The components of solutions being dialyzed are subjected to the separation process based upon their differential diffusion rates through a semipermeable membrane. Diffusate is the solution from compartment, which originally had lower concentration of solute of interest while; retentate is the solution from compartment having higher solute concentration. Traditionally, a dialysis cell consists of two compartments separated by a semipermeable membrane. The membrane chosen for the study is permeable to smaller molecules and impermeable to large molecules. With time, concentration of smaller solute will decrease in retentate and increase in diffusate, while large molecules remain in the retentate. Fick’s law of diffusion describes net movement of solute through the membrane.

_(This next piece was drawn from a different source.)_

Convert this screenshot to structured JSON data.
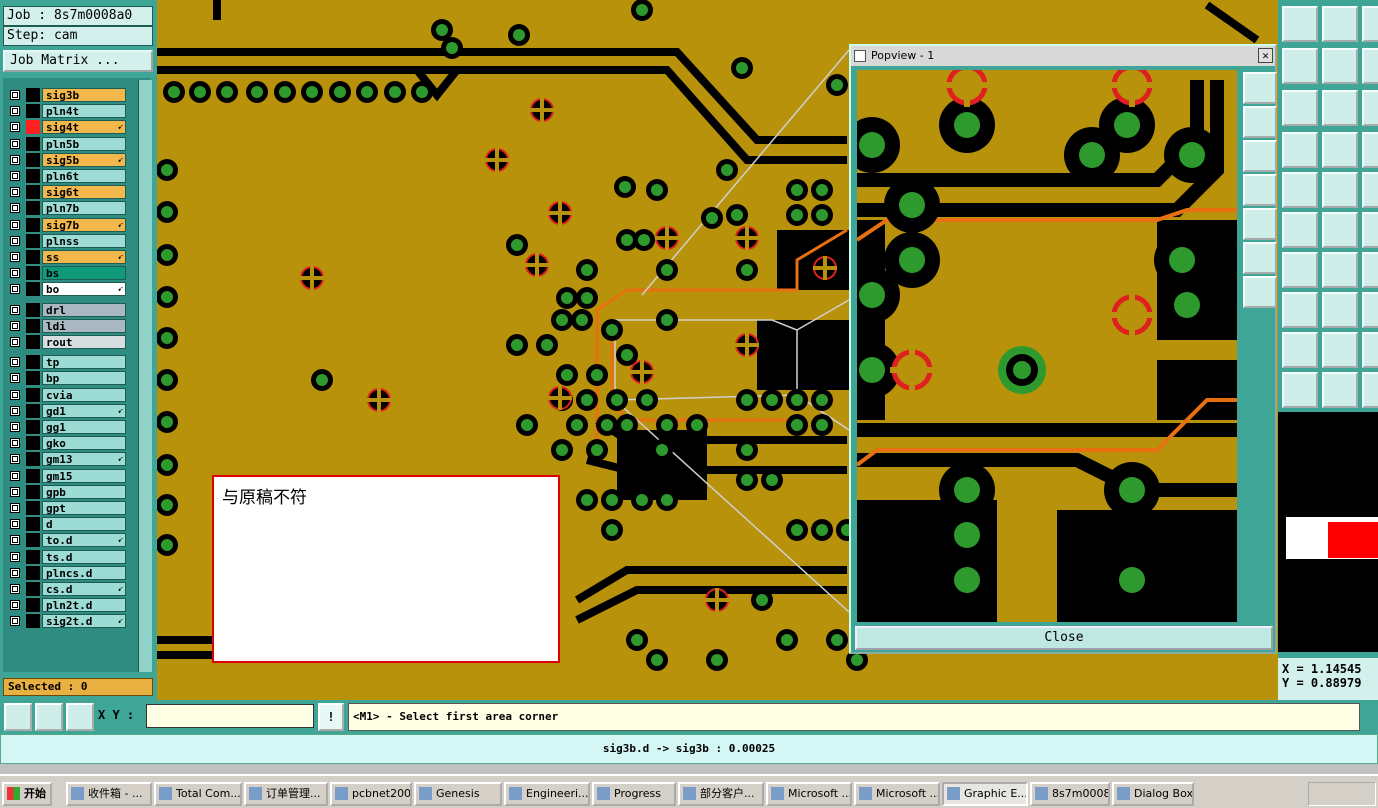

Where, = solute membrane diffusion coefficient
= concentration gradient across the membrane
= cross-sectional area of the membrane
is defined as total area of the membrane times the fraction of the membrane available for solvent movement.
In an ideal dialysis cell, the concentration gradient across the membrane is equal to the difference in concentration between the two compartments.
Factors Affecting Rate of Dialysis
Being a diffusion process, Dialysis follows Fick’s first law of diffusion, which states that the rate of transfer of molecules or atoms by diffusion through a unit area is proportional to concentration gradient.
Diffusivity or diffusion coefficient is directly proportional to the temperature and inversely proportional to the viscosity and the molecular volume.
Study of diffusion coefficient of proteins and peptides under different conditions provides information about changes in molecular volume. Diffusion across membrane also depends on pore size of membrane.
Other factors affecting dialysis rates are buffer composition and volume, number of buffer changes, and particle size of the solute.
Applications of Dialysis
Dialysis is used in research in various fields such as chemistry, biochemistry, medicine, and pharmaceutical sciences.
- Dialysis is traditionally used for solvent exchange and removal of low molecular weight contaminants.
- It is used for estimating molecular weights of active compounds, detecting solute heterogeneity, and isolation of substances from blood.
- It has also been used extensively for binding studies (binding of small solute molecules to large solute molecules).
- Dialysis is used for studying proteins or peptides and their conformation.
- Dialysis is used in the patients with renal failure (Figure 4). It has other medical applications, such as apheresis (used to removed blood constituents), hemodialysis, or peritoneal dialysis. The artificial kidney uses cellulose membranes instead of phospholipid bilayer membranes used by real kidneys to separate the components of blood.
Hemodialysis uses a cellulose-membrane tube immersed in a large volume of fluid, while Peritoneal dialysis uses the lining of the patient’s abdominal cavity, called the peritoneum, as a dialysis membrane. Thus, artificial kidney dialysis system uses same basic principles as natural kidneys to maintain chemical composition of the blood. Diffusion across semipermeable membranes, polarity, and concentration gradients across the membrane are main features of the dialysis process for both natural and artificial kidneys.
Reverse dialysis is a technique for concentrating macromolecules in solution. The (dilute) solution is placed in a bag made of a semipermeable material, through which only water and small molecules can pass but not the macromolecules. The bag is placed in a bed of dry water‐soluble polymer (which cannot enter the membrane), such as polyethylene glycol. Water, together with other small molecules, is then drawn out of the bag into the external phase until equilibrium is reached, thereby concentrating the solution of macromolecules in the bag.